Saved entries »
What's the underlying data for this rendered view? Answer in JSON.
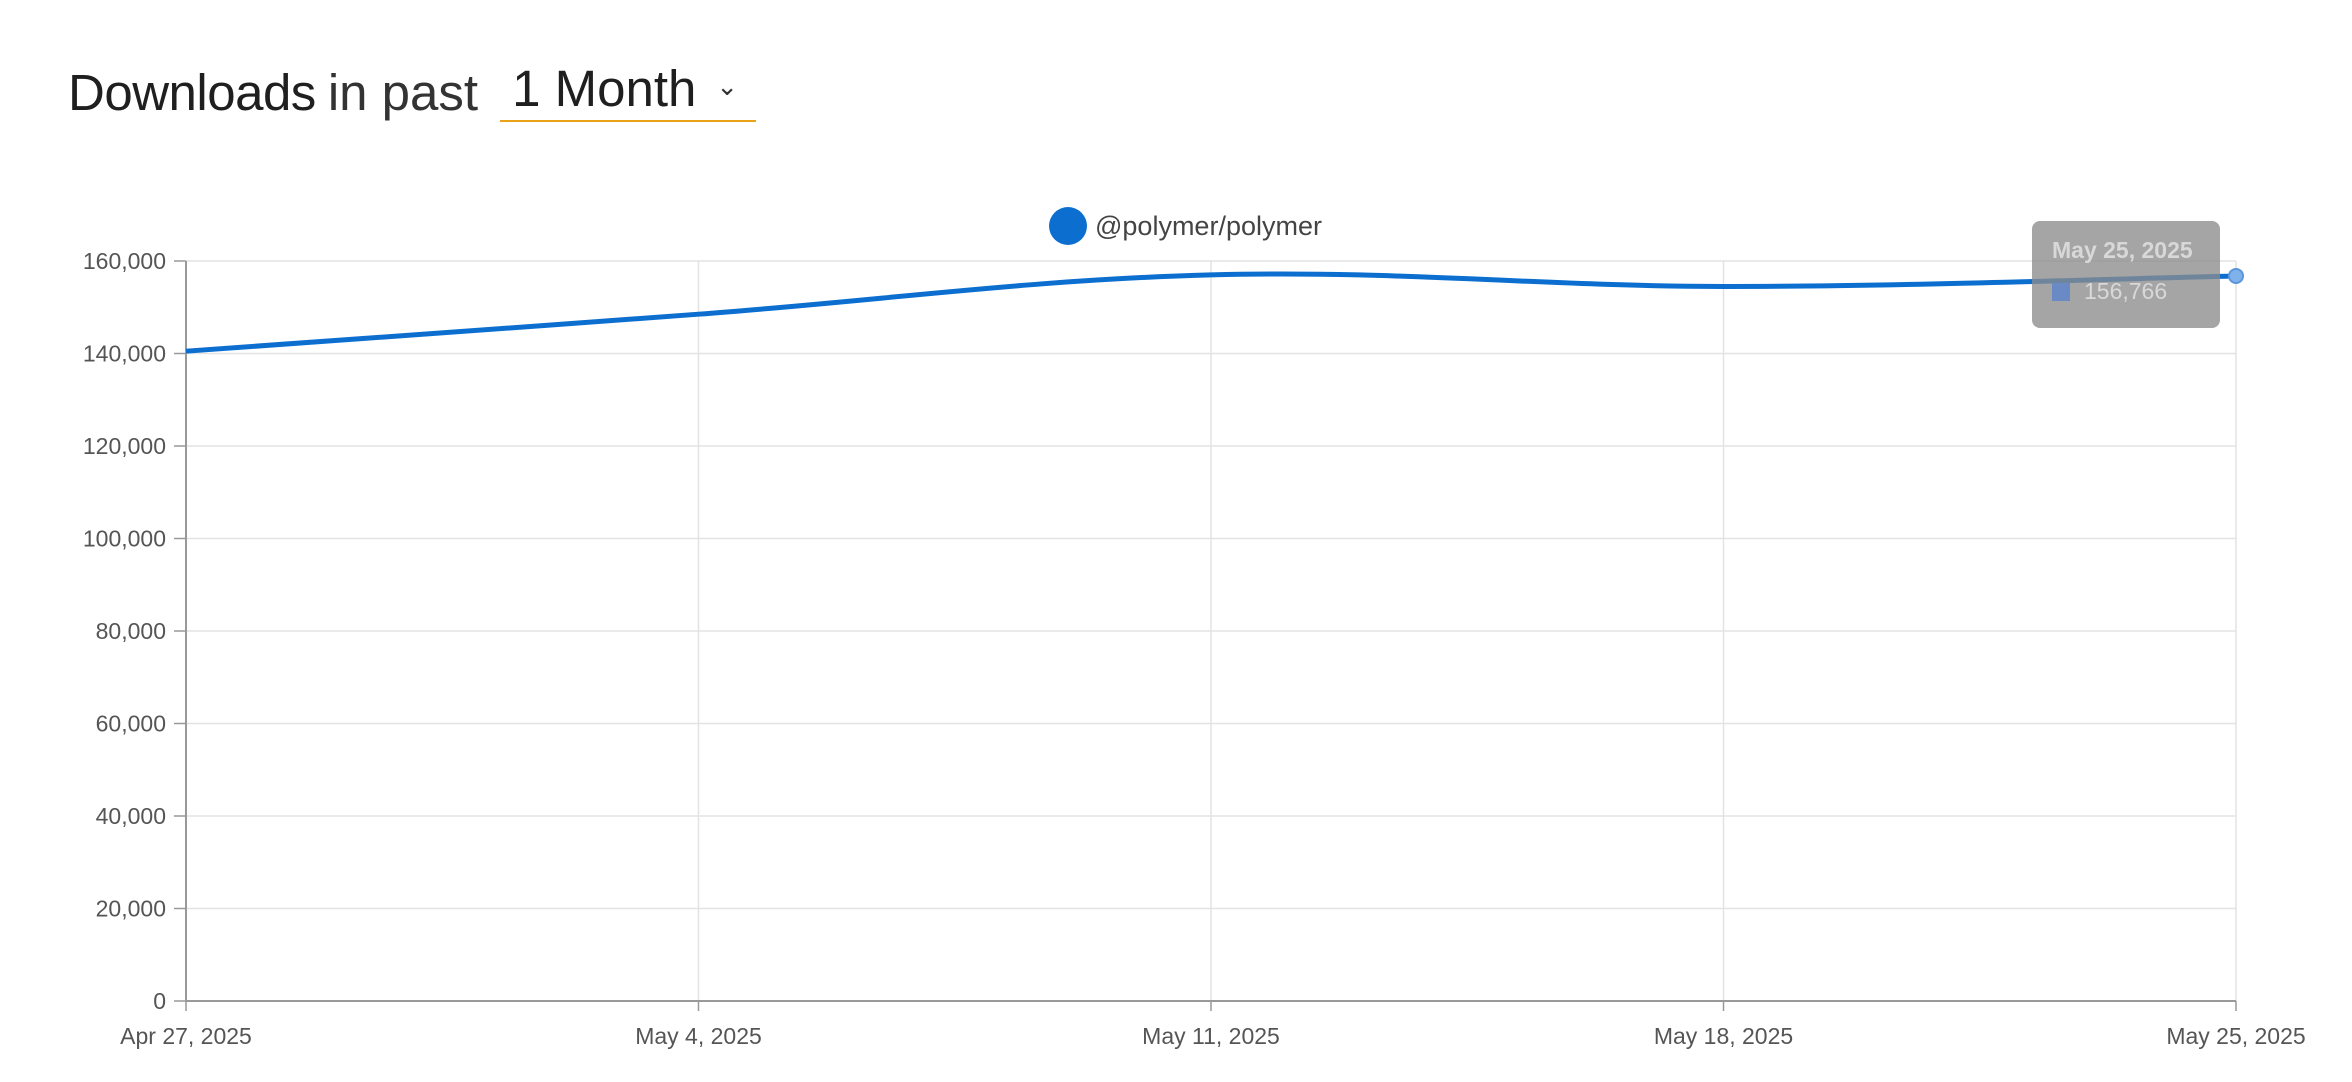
{
  "header": {
    "title_bold": "Downloads",
    "title_light": "in past",
    "period_value": "1 Month",
    "period_icon": "chevron-down-icon"
  },
  "colors": {
    "series": "#0c6fd0",
    "accent_underline": "#e8a317",
    "grid": "#e3e3e3",
    "axis": "#999999"
  },
  "chart_data": {
    "type": "line",
    "legend": {
      "position": "top-center",
      "entries": [
        "@polymer/polymer"
      ]
    },
    "grid": true,
    "x": [
      "Apr 27, 2025",
      "May 4, 2025",
      "May 11, 2025",
      "May 18, 2025",
      "May 25, 2025"
    ],
    "xticks": [
      "Apr 27, 2025",
      "May 4, 2025",
      "May 11, 2025",
      "May 18, 2025",
      "May 25, 2025"
    ],
    "yticks": [
      "0",
      "20,000",
      "40,000",
      "60,000",
      "80,000",
      "100,000",
      "120,000",
      "140,000",
      "160,000"
    ],
    "ylim": [
      0,
      160000
    ],
    "series": [
      {
        "name": "@polymer/polymer",
        "values": [
          140500,
          148500,
          157000,
          154500,
          156766
        ]
      }
    ]
  },
  "tooltip": {
    "date": "May 25, 2025",
    "value": "156,766"
  }
}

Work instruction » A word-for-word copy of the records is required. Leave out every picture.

Exercise answer »
What's the underlying data for this rendered view? Answer in JSON.
{
  "header": {
    "title_bold": "Downloads",
    "title_light": "in past",
    "period_value": "1 Month",
    "period_icon": "chevron-down-icon"
  },
  "colors": {
    "series": "#0c6fd0",
    "accent_underline": "#e8a317",
    "grid": "#e3e3e3",
    "axis": "#999999"
  },
  "chart_data": {
    "type": "line",
    "legend": {
      "position": "top-center",
      "entries": [
        "@polymer/polymer"
      ]
    },
    "grid": true,
    "x": [
      "Apr 27, 2025",
      "May 4, 2025",
      "May 11, 2025",
      "May 18, 2025",
      "May 25, 2025"
    ],
    "xticks": [
      "Apr 27, 2025",
      "May 4, 2025",
      "May 11, 2025",
      "May 18, 2025",
      "May 25, 2025"
    ],
    "yticks": [
      "0",
      "20,000",
      "40,000",
      "60,000",
      "80,000",
      "100,000",
      "120,000",
      "140,000",
      "160,000"
    ],
    "ylim": [
      0,
      160000
    ],
    "series": [
      {
        "name": "@polymer/polymer",
        "values": [
          140500,
          148500,
          157000,
          154500,
          156766
        ]
      }
    ]
  },
  "tooltip": {
    "date": "May 25, 2025",
    "value": "156,766"
  }
}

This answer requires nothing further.